===== ENTRIES SUPPLIED

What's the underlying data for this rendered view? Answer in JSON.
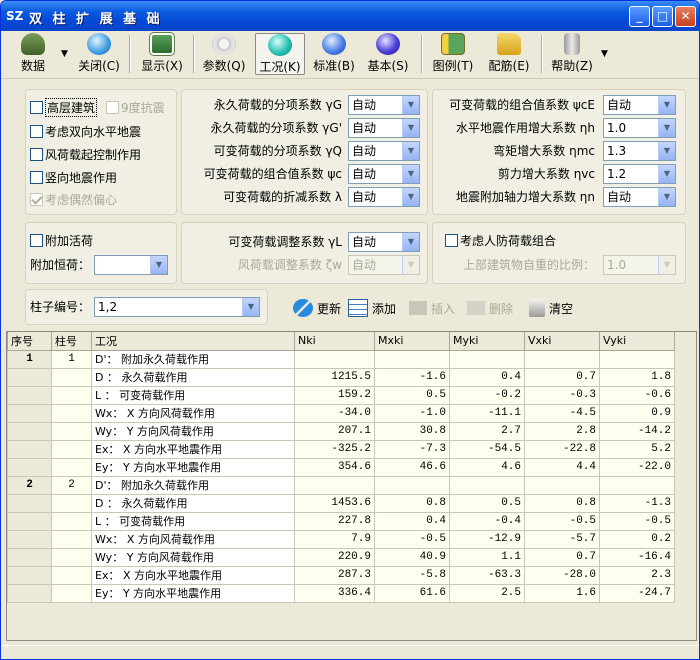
{
  "window": {
    "icon": "SZ",
    "title": "双 柱 扩 展 基 础"
  },
  "toolbar": {
    "items": [
      {
        "label": "数据",
        "icon": "database-icon"
      },
      {
        "label": "关闭(C)",
        "icon": "close-icon"
      },
      {
        "label": "显示(X)",
        "icon": "display-icon"
      },
      {
        "label": "参数(Q)",
        "icon": "params-icon"
      },
      {
        "label": "工况(K)",
        "icon": "teal-sphere-icon"
      },
      {
        "label": "标准(B)",
        "icon": "blue-sphere-icon"
      },
      {
        "label": "基本(S)",
        "icon": "indigo-sphere-icon"
      },
      {
        "label": "图例(T)",
        "icon": "legend-icon"
      },
      {
        "label": "配筋(E)",
        "icon": "rebar-icon"
      },
      {
        "label": "帮助(Z)",
        "icon": "help-icon"
      }
    ]
  },
  "panel1": {
    "tall_building": "高层建筑",
    "nine_degree": "9度抗震",
    "bidirectional": "考虑双向水平地震",
    "wind_control": "风荷载起控制作用",
    "vertical_quake": "竖向地震作用",
    "accidental": "考虑偶然偏心"
  },
  "panel2": {
    "rows": [
      {
        "label": "永久荷载的分项系数 γG",
        "value": "自动"
      },
      {
        "label": "永久荷载的分项系数 γG'",
        "value": "自动"
      },
      {
        "label": "可变荷载的分项系数 γQ",
        "value": "自动"
      },
      {
        "label": "可变荷载的组合值系数 ψc",
        "value": "自动"
      },
      {
        "label": "可变荷载的折减系数 λ",
        "value": "自动"
      }
    ]
  },
  "panel3": {
    "rows": [
      {
        "label": "可变荷载的组合值系数 ψcE",
        "value": "自动"
      },
      {
        "label": "水平地震作用增大系数 ηh",
        "value": "1.0"
      },
      {
        "label": "弯矩增大系数 ηmc",
        "value": "1.3"
      },
      {
        "label": "剪力增大系数 ηvc",
        "value": "1.2"
      },
      {
        "label": "地震附加轴力增大系数 ηn",
        "value": "自动"
      }
    ]
  },
  "panel4": {
    "additional_live": "附加活荷",
    "additional_dead": "附加恒荷：",
    "dead_value": ""
  },
  "panel5": {
    "live_adjust_label": "可变荷载调整系数 γL",
    "live_adjust_value": "自动",
    "wind_adjust_label": "风荷载调整系数 ζw",
    "wind_adjust_value": "自动"
  },
  "panel6": {
    "civil_defense": "考虑人防荷载组合",
    "self_weight_ratio_label": "上部建筑物自重的比例：",
    "self_weight_ratio_value": "1.0"
  },
  "column_select": {
    "label": "柱子编号：",
    "value": "1,2"
  },
  "actions": {
    "update": "更新",
    "add": "添加",
    "insert": "插入",
    "delete": "删除",
    "clear": "清空"
  },
  "table": {
    "headers": [
      "序号",
      "柱号",
      "工况",
      "Nki",
      "Mxki",
      "Myki",
      "Vxki",
      "Vyki"
    ],
    "rows": [
      [
        "1",
        "1",
        "D'： 附加永久荷载作用",
        "",
        "",
        "",
        "",
        ""
      ],
      [
        "",
        "",
        "D ： 永久荷载作用",
        "1215.5",
        "-1.6",
        "0.4",
        "0.7",
        "1.8"
      ],
      [
        "",
        "",
        "L ： 可变荷载作用",
        "159.2",
        "0.5",
        "-0.2",
        "-0.3",
        "-0.6"
      ],
      [
        "",
        "",
        "Wx： X 方向风荷载作用",
        "-34.0",
        "-1.0",
        "-11.1",
        "-4.5",
        "0.9"
      ],
      [
        "",
        "",
        "Wy： Y 方向风荷载作用",
        "207.1",
        "30.8",
        "2.7",
        "2.8",
        "-14.2"
      ],
      [
        "",
        "",
        "Ex： X 方向水平地震作用",
        "-325.2",
        "-7.3",
        "-54.5",
        "-22.8",
        "5.2"
      ],
      [
        "",
        "",
        "Ey： Y 方向水平地震作用",
        "354.6",
        "46.6",
        "4.6",
        "4.4",
        "-22.0"
      ],
      [
        "2",
        "2",
        "D'： 附加永久荷载作用",
        "",
        "",
        "",
        "",
        ""
      ],
      [
        "",
        "",
        "D ： 永久荷载作用",
        "1453.6",
        "0.8",
        "0.5",
        "0.8",
        "-1.3"
      ],
      [
        "",
        "",
        "L ： 可变荷载作用",
        "227.8",
        "0.4",
        "-0.4",
        "-0.5",
        "-0.5"
      ],
      [
        "",
        "",
        "Wx： X 方向风荷载作用",
        "7.9",
        "-0.5",
        "-12.9",
        "-5.7",
        "0.2"
      ],
      [
        "",
        "",
        "Wy： Y 方向风荷载作用",
        "220.9",
        "40.9",
        "1.1",
        "0.7",
        "-16.4"
      ],
      [
        "",
        "",
        "Ex： X 方向水平地震作用",
        "287.3",
        "-5.8",
        "-63.3",
        "-28.0",
        "2.3"
      ],
      [
        "",
        "",
        "Ey： Y 方向水平地震作用",
        "336.4",
        "61.6",
        "2.5",
        "1.6",
        "-24.7"
      ]
    ]
  }
}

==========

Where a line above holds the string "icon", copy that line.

    "icon": "SZ",
        "icon": "database-icon"
        "icon": "close-icon"
        "icon": "display-icon"
        "icon": "params-icon"
        "icon": "teal-sphere-icon"
        "icon": "blue-sphere-icon"
        "icon": "indigo-sphere-icon"
        "icon": "legend-icon"
        "icon": "rebar-icon"
        "icon": "help-icon"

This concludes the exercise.